### Work request:
Among the entries that follow, find the lines containing the string "JSON" and copy them.

"""

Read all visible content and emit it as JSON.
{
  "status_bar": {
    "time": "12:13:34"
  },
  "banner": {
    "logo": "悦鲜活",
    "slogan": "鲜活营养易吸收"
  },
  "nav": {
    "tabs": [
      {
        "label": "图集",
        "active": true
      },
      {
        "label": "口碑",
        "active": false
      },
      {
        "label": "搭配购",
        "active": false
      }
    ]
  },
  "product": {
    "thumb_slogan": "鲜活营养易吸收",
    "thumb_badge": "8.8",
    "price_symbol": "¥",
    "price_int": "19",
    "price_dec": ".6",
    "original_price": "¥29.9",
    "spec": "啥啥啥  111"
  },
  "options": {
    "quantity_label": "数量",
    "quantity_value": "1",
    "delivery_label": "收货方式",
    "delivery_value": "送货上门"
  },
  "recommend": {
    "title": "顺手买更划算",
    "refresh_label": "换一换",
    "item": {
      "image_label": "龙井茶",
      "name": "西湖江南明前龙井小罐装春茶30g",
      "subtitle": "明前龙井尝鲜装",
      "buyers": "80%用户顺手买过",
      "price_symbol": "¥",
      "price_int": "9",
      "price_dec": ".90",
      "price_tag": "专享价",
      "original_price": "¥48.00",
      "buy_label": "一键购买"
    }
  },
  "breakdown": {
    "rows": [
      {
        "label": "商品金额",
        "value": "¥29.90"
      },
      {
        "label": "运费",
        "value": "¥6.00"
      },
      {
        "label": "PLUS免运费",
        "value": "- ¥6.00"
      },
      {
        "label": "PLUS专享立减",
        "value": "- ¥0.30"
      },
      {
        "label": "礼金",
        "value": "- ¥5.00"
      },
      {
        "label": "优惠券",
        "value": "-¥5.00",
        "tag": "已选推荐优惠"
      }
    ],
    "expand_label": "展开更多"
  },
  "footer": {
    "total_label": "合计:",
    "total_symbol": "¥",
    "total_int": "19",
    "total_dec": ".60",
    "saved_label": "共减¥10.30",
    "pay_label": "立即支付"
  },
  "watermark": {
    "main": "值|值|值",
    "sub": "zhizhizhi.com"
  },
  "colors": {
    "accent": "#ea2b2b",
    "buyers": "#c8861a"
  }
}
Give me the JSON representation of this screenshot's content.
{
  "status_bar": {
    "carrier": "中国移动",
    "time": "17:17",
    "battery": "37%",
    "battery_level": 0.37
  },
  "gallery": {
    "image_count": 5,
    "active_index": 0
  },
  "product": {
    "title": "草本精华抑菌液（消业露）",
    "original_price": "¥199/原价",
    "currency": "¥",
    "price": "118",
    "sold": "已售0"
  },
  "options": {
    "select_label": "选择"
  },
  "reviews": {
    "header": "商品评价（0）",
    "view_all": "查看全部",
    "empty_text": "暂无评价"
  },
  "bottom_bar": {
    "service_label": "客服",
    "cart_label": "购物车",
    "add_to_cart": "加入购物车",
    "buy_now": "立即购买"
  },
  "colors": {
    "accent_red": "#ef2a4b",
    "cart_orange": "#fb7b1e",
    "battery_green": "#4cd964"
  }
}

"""

### Response area:
Read all visible content and emit it as JSON.
Give me the JSON representation of this screenshot's content.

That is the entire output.